Why is it so important for the legacy of Minority Photographers to live on in the 4th Street Photo Gallery? Harsley wastes no time in answering. “I figure it’s important in terms of history. Their history, mainly, that’s here. And they have something in place that they can come back to and recognize. More and more people are starting to come back and say, “He’s still here?!” He chuckles before stating the gallery’s unofficial purpose. “It’s become like a museum now…the first museum [of photographic technology] in New York City.”
Excuse me, do you like live comedy? Well, good news!
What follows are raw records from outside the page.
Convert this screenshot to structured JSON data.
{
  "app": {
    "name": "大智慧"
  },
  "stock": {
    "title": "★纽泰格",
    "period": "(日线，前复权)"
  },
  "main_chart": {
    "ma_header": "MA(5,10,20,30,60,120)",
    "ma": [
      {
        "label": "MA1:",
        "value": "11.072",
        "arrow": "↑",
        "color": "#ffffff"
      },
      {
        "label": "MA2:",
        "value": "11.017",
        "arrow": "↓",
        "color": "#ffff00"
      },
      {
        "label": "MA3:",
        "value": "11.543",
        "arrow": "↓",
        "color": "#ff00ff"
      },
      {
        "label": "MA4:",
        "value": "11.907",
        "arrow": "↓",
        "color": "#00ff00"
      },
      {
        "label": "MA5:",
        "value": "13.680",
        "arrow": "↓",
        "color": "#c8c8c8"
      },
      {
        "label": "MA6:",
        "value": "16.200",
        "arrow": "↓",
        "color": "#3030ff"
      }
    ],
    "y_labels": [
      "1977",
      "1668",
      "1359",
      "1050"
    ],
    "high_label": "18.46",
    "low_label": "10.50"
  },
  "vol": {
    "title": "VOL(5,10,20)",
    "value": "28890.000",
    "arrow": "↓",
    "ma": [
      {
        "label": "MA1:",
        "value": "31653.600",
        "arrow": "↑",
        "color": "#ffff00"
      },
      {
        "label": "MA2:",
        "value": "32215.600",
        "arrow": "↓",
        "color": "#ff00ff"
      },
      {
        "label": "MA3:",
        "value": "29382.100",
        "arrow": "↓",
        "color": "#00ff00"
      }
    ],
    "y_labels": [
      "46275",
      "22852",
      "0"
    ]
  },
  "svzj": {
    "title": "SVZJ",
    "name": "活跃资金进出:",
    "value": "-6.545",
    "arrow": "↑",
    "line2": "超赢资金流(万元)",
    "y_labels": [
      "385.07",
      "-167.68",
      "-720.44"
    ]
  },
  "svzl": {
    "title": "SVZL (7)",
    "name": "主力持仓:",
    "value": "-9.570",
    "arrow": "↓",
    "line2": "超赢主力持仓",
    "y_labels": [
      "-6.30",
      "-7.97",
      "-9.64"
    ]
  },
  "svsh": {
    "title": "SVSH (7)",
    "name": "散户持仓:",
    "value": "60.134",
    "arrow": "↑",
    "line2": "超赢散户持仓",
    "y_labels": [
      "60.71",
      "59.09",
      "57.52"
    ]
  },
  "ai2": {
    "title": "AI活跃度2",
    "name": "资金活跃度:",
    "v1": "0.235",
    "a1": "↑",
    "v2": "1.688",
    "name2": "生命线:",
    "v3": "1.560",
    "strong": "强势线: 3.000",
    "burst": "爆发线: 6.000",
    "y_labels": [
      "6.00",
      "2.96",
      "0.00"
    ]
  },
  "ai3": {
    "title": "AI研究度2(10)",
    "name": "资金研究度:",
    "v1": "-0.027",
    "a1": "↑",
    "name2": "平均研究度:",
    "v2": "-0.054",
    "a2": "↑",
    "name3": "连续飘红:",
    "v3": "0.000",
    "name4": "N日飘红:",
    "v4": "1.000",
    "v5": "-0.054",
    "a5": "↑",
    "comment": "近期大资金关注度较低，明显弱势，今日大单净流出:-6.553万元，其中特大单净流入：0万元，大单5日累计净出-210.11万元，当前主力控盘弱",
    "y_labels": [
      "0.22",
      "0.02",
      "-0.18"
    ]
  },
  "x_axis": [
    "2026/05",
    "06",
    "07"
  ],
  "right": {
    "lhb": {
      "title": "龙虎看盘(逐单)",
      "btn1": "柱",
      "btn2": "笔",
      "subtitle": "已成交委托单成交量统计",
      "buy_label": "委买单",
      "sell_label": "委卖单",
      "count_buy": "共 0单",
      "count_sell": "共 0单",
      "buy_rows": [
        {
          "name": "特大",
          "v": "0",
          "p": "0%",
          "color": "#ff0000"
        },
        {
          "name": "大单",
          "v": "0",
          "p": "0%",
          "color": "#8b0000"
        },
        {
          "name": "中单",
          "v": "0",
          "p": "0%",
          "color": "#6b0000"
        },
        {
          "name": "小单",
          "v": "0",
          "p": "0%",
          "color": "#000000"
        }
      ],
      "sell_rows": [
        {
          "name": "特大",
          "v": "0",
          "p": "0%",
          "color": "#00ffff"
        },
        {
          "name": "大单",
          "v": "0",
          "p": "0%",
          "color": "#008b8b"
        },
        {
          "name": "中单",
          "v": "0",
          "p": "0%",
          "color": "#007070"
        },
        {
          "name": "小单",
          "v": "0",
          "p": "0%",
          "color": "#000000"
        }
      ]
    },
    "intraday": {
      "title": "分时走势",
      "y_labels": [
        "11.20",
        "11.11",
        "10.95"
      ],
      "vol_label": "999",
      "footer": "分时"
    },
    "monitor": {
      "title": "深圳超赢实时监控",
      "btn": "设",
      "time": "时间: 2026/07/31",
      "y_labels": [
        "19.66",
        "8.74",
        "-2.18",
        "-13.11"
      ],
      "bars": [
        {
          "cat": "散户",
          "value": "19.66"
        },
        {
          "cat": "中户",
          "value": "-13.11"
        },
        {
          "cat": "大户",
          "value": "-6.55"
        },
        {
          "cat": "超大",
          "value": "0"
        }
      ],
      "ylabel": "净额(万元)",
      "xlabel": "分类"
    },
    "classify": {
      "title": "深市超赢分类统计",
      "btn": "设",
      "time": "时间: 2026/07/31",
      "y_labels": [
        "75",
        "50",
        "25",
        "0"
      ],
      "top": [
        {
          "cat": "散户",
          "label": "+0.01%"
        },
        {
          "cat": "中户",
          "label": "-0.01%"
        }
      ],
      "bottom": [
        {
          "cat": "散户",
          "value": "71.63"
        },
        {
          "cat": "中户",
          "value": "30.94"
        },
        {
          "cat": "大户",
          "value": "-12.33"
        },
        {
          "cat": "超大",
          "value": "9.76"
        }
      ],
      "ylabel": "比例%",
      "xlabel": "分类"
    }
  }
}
The EastVille Comedy Club– a low-key spot frequented by Janeane Garofalo and other downtown comics– picked up and moved to Brooklyn in July, leaving its home of 10 years empty but for the lingering odor of a thousand Long Island Iced Teas. Lucky for the East Village, the subterranean space at 85 East 4th Street was quickly taken over by the New York Comedy Club, which gave it a quick touch-up and has now soft-opened an outpost of its Gramercy club there.
Green and yellow banners and balloons festooned the doorway of B&H Dairy on Wednesday night as it celebrated 80 years in the East Village. And the swarm of customers flooding the narrow hallway of the restaurant showed that the place had more than withstood the passage of time. While the Jewish patrons who frequented the diner in its early days may no longer be as strong of a presence in the East Village, this small diner with a medley of vegetarian/kosher/Eastern European fare and fewer than 30 seats (most of them classic lunch counter stools) has continued to soldier on throughout the decades, surviving economic downturns, a gas explosion and ongoing gentrification.
The literal translation of omakase is “I’ll leave it up to you”– meaning the chef– but at Williamsburg’s new Japanese restaurant, Ume, chef Danny Zhang is turning the expression back on the diner. The specialty at this homegrown spot is a “deconstructed omakase” that leaves it up to you.
With the hotly anticipated Lower East Side ferry line finally set to launch next Wednesday, Aug. 29, we took advantage of this breezy, sunny day to board the Friendship Express and preview the new route. Verdict: It was worth the wait.